Plaça de l’Oli, 4
Joan Vidal i Ventosa’s studio, known as el Guayaba was a meeting place for artists situated in La Ribera neighborhood. The building on Placa de L’Oli was later demolished due to the opening of the Via Laietana. This photo shows Fernande Oliver, Picasso and Ramón Raventós at el Guayaba in 1906.
11. Col·legi d’Arquitectes de Catalunya (Plaça Nova, 5)
The friezes on the facade of the Col·legi d’Arquitectes de Catalunya were created by the Norwegian artist, Carl Nesjar in 1960 from drawings made by Picasso. There are three friezes on the exterior of the building, depicting different scenes. On the Carrer Capellans side (pictured above), the frieze depicts the Cors de Clavé, the groups from the hermitage of Sant Medir and the “fauns” of Arrabassada and Les Planes.
12. Museu Picasso (Carrer de Montcada, 15-23)
The Museu Picasso occupies five buildings on Carrer Montcada in the El Born neighborhood. It opened in the Aguilar palace in 1963, exhibiting the private collection of Jaime Sabartés and the collection of Picasso’s work held in the art museums of Barcelona. The exhibits were later expanded with important donations by Picasso himself and the museum annexed the palace of the Baron of Castellet to accommodate them. Jacqueline Roque and Picasso’s heirs also donated works, which lead to the Meca palace being annexed in 1985. Casa Mauri and the Finestres palace were opened in 1999, in order to display temporary exhibitions. Picasso never saw the museum, having vowed to never set foot again in Spain while Franco was still in power.
13. Passeig de Colom, 22
The Ranzini hotel was located at 22 Passeig de Colom and is where Ukrainian ballet dancer Olga Khoklova, Picasso’s future first wife, stayed in 1917. Picasso stayed at his family’s home at 3 Carrer de la Mercè, but painted the view from Olga’s balcony when he visited. (See: Passeig de Colom. Barcelona, 1917)
14. Carrer d’Avinyó 44
One of Picasso’s most renowned paintings, Les Demoiselles d’Avignon, on display at the Museum of Modern Art (MoMA) in New York City, is understood to make reference to a brothel on Carrer d’Avinyó in the Gothic Quarter. The large oil painting is described by MoMA as ‘one of the most important works in the genesis of modern art’.
Tribute to Picasso by Antoni Tapies
Commissioned by Barcelona’s city council in 1981, the Tribute to Picasso is an assemblage of modernist furniture reminiscent of the period in which Picasso lived in the city. It is situated on Passeig de Picasso next to Parc de la Ciutadella.
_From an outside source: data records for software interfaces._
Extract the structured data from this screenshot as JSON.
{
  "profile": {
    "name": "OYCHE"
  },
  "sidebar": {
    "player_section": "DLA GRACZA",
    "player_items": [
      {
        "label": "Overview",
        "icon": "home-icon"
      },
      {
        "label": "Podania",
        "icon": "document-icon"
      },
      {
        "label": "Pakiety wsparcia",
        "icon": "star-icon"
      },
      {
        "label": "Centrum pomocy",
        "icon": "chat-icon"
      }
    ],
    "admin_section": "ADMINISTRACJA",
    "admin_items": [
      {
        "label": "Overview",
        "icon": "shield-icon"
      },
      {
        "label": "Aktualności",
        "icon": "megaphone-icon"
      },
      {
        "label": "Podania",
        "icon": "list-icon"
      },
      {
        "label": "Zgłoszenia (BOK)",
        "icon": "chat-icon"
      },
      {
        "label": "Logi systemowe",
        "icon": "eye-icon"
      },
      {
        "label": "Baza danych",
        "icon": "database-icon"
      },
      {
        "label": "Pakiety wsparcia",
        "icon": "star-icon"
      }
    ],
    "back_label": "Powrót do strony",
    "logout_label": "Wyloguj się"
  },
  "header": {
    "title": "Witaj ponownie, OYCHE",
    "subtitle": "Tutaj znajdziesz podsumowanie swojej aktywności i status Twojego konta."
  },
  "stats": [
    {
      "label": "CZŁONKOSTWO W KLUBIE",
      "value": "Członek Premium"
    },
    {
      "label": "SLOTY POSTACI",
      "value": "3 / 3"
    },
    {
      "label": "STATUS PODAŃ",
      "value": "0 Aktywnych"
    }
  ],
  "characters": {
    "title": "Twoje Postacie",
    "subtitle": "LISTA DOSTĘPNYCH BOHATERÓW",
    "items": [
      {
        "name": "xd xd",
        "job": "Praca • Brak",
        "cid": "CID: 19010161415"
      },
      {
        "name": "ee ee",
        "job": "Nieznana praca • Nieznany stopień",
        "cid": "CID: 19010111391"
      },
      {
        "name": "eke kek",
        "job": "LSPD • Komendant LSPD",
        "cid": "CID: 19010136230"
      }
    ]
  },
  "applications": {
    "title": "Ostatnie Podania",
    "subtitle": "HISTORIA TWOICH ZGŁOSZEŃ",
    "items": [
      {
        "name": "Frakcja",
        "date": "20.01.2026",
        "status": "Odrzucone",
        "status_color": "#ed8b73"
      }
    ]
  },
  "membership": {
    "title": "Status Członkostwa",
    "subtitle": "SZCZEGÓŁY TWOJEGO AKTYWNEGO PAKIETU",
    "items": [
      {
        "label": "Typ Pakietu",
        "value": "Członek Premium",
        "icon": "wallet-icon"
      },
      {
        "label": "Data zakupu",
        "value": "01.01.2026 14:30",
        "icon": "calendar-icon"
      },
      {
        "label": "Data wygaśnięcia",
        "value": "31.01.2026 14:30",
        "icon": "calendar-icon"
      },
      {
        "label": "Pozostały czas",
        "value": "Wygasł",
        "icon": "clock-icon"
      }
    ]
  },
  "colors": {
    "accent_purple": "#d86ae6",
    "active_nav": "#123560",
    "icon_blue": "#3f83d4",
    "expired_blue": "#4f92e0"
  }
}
White sheets inside the cube have quotations by Picasso written on them in Catalan, notably the following;
“a painting is not intended to decorate a drawing room but is instead a weapon of attack and defence against the enemy”